BRISBANE, Australia, Nov. 1 (UPI) -- Australian researchers say teenagers who eat meals with their families are less likely to be overweight.
The finding is one of the results of a long-running health study -- the Mater-University of Queensland Study of Pregnancy.
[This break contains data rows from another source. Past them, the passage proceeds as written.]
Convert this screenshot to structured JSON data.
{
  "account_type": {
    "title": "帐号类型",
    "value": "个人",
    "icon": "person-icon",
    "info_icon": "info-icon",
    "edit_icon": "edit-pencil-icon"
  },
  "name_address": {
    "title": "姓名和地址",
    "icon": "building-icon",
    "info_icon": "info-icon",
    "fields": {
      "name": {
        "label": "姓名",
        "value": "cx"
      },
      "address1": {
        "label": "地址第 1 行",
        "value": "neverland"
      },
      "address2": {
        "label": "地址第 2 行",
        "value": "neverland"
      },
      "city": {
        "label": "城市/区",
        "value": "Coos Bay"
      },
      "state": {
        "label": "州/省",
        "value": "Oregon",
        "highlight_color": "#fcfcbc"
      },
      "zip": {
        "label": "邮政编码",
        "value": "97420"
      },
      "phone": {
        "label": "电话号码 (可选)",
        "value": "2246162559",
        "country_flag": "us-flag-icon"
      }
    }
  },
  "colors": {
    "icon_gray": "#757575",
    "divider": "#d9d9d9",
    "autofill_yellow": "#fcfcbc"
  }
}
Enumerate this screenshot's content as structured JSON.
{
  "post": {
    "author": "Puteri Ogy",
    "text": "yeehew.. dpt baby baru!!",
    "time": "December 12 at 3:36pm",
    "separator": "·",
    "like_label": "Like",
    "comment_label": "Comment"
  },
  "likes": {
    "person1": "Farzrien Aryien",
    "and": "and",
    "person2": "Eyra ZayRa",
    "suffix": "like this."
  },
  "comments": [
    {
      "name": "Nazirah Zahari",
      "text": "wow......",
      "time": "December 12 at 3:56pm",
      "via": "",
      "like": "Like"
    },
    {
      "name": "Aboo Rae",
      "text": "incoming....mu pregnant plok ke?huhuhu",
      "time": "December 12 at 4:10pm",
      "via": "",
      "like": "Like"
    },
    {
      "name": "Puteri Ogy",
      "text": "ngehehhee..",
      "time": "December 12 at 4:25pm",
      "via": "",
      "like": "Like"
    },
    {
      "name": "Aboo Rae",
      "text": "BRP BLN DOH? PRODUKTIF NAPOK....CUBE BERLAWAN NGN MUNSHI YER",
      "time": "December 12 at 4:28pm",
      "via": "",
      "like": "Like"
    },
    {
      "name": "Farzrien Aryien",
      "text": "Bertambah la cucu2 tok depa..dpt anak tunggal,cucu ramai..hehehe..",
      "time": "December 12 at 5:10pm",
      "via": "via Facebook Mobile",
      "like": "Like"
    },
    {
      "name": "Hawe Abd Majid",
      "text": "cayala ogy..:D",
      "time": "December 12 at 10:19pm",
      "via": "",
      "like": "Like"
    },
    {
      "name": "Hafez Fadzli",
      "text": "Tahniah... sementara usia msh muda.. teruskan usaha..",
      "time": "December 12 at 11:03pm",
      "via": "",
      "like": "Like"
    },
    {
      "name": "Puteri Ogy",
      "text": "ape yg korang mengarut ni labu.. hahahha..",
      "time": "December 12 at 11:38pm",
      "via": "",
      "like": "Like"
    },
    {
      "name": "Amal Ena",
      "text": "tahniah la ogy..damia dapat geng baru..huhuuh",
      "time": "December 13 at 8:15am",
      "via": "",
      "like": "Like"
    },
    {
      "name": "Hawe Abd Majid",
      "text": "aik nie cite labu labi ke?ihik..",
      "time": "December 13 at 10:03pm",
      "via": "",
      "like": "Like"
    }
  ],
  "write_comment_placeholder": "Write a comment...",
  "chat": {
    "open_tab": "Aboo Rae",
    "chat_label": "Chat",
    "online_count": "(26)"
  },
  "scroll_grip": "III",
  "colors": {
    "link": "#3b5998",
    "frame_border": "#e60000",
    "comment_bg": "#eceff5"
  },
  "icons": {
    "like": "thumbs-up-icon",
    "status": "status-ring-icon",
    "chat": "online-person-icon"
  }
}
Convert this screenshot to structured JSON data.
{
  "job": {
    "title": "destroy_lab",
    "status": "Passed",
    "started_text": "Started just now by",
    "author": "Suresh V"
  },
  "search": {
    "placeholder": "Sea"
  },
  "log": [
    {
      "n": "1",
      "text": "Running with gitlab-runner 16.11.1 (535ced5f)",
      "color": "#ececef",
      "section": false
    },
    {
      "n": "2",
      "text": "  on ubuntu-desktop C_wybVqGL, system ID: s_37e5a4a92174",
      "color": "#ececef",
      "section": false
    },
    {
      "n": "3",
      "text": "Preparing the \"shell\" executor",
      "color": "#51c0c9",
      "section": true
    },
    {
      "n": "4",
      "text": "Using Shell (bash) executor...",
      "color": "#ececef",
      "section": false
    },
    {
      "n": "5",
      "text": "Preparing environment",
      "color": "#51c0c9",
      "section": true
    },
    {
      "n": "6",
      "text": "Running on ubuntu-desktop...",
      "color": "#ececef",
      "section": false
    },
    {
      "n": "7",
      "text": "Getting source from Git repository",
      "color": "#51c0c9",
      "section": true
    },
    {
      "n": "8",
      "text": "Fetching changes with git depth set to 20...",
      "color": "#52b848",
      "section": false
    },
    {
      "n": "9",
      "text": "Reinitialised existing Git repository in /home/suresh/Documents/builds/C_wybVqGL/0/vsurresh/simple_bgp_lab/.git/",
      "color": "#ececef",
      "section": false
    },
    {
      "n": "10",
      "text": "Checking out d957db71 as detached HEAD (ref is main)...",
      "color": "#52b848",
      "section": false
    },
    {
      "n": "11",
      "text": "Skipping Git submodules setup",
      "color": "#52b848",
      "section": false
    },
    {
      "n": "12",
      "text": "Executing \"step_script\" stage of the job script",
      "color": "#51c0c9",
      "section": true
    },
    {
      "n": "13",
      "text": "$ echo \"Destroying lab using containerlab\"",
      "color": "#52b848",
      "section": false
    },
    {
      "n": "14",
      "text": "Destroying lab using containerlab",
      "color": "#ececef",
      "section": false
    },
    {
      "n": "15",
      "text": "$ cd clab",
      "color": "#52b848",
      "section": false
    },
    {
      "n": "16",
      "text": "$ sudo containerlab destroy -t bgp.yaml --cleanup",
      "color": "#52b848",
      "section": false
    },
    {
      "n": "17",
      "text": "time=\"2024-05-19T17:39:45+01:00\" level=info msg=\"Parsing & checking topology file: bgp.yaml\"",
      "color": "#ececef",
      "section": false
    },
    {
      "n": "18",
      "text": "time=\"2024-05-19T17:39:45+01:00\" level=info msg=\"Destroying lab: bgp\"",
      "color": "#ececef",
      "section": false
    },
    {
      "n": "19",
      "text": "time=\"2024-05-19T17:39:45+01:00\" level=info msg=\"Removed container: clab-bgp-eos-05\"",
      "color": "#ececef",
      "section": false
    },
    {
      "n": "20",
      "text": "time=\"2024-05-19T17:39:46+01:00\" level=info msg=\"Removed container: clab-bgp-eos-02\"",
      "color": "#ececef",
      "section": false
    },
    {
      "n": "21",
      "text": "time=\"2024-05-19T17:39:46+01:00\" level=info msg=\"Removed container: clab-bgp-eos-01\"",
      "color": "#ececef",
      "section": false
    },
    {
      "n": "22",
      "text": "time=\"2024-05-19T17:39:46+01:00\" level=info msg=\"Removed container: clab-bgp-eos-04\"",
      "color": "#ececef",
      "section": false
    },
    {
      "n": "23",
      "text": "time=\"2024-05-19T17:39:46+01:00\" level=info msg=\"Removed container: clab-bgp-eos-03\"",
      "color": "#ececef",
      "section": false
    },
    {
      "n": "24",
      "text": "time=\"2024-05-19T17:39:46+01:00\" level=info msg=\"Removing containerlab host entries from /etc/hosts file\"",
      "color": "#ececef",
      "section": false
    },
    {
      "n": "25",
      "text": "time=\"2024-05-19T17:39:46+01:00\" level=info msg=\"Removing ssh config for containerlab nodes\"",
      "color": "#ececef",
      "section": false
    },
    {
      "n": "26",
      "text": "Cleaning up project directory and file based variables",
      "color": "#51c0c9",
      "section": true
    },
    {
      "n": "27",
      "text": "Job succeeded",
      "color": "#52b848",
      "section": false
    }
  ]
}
Researchers began collecting data on Brisbane mothers and their children in 1981.
Dr. Abdullah Al Mamun from the university's School of Population Health said regular family meals appear to reduce snacking and make for healthier eating habits.
"Eating together will enable the parent to have better knowledge of the child's food choices and amount that they tend to eat," Mamun said.
Researchers found teens with mothers who think family meals are important are less likely to be overweight even when they eat a lot of meals away from home.
The study appears in the latest edition of American journal Obesity Research.